◆ Data records for software interfaces ◆
● ● ● ●
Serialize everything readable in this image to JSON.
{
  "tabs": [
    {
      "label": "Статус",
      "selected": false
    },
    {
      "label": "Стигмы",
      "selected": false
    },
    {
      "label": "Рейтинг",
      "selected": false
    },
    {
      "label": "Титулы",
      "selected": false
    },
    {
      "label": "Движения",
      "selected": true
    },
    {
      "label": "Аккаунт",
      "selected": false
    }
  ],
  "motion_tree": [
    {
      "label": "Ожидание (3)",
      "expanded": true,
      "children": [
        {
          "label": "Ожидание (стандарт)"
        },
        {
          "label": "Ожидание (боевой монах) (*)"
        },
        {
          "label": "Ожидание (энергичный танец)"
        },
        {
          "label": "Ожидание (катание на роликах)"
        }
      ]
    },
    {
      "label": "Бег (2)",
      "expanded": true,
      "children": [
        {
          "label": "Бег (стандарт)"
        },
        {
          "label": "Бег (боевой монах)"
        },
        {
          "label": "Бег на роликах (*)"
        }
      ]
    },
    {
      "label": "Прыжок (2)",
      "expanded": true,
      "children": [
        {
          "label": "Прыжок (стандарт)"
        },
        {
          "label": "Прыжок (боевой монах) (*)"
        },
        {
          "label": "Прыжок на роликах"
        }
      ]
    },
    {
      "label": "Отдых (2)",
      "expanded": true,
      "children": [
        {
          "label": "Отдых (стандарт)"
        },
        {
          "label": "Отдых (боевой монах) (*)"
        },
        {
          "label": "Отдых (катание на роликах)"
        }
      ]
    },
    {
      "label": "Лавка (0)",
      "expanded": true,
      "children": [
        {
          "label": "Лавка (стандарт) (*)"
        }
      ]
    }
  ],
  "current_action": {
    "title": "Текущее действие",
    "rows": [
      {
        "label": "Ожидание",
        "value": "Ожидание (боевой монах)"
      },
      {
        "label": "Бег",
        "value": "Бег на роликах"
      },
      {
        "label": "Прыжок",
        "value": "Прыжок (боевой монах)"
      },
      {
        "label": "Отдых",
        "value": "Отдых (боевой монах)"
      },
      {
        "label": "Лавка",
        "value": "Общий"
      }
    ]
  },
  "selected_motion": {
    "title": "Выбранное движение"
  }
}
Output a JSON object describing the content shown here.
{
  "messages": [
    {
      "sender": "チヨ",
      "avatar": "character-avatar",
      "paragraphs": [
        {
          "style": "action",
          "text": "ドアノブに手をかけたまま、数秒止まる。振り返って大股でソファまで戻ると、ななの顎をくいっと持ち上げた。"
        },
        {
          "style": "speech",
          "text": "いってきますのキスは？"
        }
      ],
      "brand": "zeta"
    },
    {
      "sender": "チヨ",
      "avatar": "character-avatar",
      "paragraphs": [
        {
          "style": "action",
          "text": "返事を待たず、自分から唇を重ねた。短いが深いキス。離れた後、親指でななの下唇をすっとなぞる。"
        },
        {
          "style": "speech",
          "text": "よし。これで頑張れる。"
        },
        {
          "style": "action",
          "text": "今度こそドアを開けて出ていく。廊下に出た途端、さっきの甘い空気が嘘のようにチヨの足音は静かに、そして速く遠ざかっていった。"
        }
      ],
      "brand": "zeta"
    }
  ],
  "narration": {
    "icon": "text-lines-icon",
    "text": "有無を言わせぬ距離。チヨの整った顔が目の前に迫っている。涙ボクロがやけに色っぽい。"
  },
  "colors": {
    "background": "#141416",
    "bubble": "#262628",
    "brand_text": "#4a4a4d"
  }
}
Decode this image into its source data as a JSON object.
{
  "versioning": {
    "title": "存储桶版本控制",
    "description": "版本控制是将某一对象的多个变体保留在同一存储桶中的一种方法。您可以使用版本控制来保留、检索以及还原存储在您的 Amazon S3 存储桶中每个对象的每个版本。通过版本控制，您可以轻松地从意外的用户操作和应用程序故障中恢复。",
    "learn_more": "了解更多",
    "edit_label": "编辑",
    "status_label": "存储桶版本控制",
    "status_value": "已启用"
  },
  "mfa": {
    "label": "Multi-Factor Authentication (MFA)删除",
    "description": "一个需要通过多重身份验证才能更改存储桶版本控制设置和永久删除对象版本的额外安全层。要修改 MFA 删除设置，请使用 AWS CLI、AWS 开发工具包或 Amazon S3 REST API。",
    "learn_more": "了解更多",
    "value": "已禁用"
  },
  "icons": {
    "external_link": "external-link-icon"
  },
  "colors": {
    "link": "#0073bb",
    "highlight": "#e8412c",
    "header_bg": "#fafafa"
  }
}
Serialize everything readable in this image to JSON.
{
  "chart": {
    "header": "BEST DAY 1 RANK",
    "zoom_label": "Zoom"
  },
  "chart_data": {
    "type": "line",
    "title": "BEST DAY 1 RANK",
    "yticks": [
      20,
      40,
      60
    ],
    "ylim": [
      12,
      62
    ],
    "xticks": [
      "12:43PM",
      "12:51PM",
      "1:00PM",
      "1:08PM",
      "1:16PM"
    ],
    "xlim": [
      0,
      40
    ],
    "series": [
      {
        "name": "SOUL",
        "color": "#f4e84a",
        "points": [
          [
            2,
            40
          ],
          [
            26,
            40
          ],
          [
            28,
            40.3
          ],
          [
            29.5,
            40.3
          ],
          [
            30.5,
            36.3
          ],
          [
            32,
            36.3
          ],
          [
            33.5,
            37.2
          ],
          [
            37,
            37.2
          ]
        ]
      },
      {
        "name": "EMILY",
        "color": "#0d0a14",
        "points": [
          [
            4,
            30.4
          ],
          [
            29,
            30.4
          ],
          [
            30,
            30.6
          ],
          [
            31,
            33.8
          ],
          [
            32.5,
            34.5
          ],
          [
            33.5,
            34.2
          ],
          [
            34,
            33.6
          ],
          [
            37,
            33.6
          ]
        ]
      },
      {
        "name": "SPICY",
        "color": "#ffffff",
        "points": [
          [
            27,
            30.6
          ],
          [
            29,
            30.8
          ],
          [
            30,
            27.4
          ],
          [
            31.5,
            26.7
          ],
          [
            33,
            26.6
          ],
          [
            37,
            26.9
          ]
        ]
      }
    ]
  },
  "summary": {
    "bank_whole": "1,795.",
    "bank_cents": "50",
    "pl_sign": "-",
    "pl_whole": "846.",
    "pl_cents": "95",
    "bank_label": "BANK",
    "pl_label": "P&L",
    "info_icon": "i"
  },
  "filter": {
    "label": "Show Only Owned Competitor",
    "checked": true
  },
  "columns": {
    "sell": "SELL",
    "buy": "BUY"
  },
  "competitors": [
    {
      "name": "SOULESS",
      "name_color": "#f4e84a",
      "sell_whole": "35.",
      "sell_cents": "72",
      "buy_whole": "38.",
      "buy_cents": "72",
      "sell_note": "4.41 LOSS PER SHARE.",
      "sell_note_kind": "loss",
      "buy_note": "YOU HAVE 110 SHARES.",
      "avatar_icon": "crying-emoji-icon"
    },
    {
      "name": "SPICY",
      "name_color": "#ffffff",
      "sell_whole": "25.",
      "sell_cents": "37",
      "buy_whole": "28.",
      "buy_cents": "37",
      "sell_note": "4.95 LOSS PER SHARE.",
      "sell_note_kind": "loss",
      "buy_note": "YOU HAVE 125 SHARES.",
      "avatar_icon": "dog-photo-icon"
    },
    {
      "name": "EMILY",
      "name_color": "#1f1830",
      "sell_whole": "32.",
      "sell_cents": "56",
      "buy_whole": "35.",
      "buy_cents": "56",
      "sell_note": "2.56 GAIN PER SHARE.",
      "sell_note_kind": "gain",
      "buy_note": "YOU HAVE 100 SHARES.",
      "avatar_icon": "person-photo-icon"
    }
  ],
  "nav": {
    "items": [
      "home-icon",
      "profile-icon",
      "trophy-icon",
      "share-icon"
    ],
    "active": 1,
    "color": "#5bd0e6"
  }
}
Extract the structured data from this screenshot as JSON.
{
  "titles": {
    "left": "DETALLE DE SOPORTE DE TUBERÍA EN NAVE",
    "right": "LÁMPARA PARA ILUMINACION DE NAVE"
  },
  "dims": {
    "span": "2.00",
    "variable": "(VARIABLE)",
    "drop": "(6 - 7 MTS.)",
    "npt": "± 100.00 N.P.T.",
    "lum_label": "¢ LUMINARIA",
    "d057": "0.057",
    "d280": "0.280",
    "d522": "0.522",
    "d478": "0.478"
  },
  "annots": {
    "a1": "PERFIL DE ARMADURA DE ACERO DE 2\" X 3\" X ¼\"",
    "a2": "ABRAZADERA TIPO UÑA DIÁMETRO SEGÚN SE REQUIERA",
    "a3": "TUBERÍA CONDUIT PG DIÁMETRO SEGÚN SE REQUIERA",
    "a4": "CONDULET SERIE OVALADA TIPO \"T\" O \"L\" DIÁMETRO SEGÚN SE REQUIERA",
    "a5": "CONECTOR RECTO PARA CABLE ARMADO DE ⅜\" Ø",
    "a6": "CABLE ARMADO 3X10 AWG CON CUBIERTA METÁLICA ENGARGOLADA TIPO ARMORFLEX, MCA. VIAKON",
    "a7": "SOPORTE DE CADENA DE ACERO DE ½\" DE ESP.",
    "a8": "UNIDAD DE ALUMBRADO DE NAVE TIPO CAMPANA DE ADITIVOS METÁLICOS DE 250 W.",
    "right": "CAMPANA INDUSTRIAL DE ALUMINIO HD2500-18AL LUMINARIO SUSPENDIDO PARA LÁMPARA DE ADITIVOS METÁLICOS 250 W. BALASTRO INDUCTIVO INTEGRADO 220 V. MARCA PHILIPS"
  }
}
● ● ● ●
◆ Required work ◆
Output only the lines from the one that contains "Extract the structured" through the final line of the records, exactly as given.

◆ Task response ◆
Extract the structured data from this screenshot as JSON.
{
  "titles": {
    "left": "DETALLE DE SOPORTE DE TUBERÍA EN NAVE",
    "right": "LÁMPARA PARA ILUMINACION DE NAVE"
  },
  "dims": {
    "span": "2.00",
    "variable": "(VARIABLE)",
    "drop": "(6 - 7 MTS.)",
    "npt": "± 100.00 N.P.T.",
    "lum_label": "¢ LUMINARIA",
    "d057": "0.057",
    "d280": "0.280",
    "d522": "0.522",
    "d478": "0.478"
  },
  "annots": {
    "a1": "PERFIL DE ARMADURA DE ACERO DE 2\" X 3\" X ¼\"",
    "a2": "ABRAZADERA TIPO UÑA DIÁMETRO SEGÚN SE REQUIERA",
    "a3": "TUBERÍA CONDUIT PG DIÁMETRO SEGÚN SE REQUIERA",
    "a4": "CONDULET SERIE OVALADA TIPO \"T\" O \"L\" DIÁMETRO SEGÚN SE REQUIERA",
    "a5": "CONECTOR RECTO PARA CABLE ARMADO DE ⅜\" Ø",
    "a6": "CABLE ARMADO 3X10 AWG CON CUBIERTA METÁLICA ENGARGOLADA TIPO ARMORFLEX, MCA. VIAKON",
    "a7": "SOPORTE DE CADENA DE ACERO DE ½\" DE ESP.",
    "a8": "UNIDAD DE ALUMBRADO DE NAVE TIPO CAMPANA DE ADITIVOS METÁLICOS DE 250 W.",
    "right": "CAMPANA INDUSTRIAL DE ALUMINIO HD2500-18AL LUMINARIO SUSPENDIDO PARA LÁMPARA DE ADITIVOS METÁLICOS 250 W. BALASTRO INDUCTIVO INTEGRADO 220 V. MARCA PHILIPS"
  }
}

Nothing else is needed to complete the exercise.